Work item -
Please copy each line of the data that includes the string "타이밍벨트".

START Materials provided

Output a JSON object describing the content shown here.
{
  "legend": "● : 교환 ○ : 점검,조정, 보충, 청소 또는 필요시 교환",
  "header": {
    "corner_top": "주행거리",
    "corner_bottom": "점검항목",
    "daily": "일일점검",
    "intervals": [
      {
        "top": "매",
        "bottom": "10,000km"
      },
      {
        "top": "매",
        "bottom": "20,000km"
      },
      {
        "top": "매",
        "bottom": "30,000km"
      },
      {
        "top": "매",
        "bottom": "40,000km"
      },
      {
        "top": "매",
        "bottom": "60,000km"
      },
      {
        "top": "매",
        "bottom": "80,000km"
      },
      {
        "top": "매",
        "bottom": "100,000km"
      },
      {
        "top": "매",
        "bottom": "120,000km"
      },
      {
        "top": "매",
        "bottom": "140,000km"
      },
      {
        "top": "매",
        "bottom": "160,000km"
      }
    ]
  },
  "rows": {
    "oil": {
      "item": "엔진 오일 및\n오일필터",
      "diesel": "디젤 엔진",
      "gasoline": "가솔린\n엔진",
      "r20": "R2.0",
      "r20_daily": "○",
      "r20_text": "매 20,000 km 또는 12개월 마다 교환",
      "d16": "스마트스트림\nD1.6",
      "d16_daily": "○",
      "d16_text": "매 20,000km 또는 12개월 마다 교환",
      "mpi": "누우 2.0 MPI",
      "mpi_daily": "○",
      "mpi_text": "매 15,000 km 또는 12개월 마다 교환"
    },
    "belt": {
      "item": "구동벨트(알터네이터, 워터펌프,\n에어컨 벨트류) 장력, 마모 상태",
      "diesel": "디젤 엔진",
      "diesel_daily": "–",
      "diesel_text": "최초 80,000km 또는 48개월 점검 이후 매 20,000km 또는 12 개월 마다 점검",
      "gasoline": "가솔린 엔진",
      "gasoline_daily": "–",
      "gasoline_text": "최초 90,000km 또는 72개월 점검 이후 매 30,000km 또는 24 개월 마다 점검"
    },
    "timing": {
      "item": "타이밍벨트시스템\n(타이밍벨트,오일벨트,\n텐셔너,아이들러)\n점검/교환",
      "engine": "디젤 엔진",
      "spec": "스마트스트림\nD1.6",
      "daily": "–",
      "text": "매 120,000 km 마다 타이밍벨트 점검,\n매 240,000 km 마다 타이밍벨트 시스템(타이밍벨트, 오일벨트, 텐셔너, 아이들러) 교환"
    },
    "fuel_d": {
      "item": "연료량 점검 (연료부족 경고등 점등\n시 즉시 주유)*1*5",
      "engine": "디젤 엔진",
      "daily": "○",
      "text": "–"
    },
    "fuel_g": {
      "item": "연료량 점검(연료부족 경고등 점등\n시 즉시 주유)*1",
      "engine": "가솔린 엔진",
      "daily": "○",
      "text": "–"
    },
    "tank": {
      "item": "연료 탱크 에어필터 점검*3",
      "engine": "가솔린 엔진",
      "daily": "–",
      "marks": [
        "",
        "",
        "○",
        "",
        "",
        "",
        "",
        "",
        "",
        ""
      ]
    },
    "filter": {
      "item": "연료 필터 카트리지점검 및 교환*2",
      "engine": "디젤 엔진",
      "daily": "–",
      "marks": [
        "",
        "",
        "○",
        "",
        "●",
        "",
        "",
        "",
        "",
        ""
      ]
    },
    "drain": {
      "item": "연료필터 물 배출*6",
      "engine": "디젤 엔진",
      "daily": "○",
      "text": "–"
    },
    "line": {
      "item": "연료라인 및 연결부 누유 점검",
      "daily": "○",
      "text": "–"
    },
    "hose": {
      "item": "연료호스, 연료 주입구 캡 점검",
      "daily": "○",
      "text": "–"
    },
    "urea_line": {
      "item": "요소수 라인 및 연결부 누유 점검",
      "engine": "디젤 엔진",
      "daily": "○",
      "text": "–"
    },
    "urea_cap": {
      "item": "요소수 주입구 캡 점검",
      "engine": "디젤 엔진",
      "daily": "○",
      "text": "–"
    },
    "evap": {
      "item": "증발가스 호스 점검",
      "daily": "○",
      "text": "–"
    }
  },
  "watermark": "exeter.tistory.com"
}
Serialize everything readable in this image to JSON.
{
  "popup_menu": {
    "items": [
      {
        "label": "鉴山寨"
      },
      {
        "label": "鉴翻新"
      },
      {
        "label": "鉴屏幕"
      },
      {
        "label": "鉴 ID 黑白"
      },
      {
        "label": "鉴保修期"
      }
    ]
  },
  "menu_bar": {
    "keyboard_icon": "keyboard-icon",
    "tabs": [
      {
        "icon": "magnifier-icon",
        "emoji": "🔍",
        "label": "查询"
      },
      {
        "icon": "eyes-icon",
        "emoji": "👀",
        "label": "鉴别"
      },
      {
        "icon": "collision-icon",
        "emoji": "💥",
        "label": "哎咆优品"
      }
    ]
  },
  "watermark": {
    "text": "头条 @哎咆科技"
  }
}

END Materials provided
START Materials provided

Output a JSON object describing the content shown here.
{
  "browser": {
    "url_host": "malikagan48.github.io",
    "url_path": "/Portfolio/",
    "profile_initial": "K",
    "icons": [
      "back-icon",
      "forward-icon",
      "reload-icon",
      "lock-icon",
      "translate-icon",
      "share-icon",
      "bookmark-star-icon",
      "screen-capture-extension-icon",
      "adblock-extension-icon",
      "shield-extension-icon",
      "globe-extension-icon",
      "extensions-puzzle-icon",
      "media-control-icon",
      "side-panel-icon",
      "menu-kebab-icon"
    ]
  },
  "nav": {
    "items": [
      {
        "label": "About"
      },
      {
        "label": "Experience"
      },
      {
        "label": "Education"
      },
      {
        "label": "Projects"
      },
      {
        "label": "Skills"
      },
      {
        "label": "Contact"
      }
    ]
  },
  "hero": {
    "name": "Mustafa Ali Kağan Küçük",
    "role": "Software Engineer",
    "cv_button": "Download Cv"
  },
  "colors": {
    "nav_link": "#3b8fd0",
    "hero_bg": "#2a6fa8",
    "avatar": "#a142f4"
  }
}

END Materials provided

Solution below -
      "item": "타이밍벨트시스템\n(타이밍벨트,오일벨트,\n텐셔너,아이들러)\n점검/교환",
      "text": "매 120,000 km 마다 타이밍벨트 점검,\n매 240,000 km 마다 타이밍벨트 시스템(타이밍벨트, 오일벨트, 텐셔너, 아이들러) 교환"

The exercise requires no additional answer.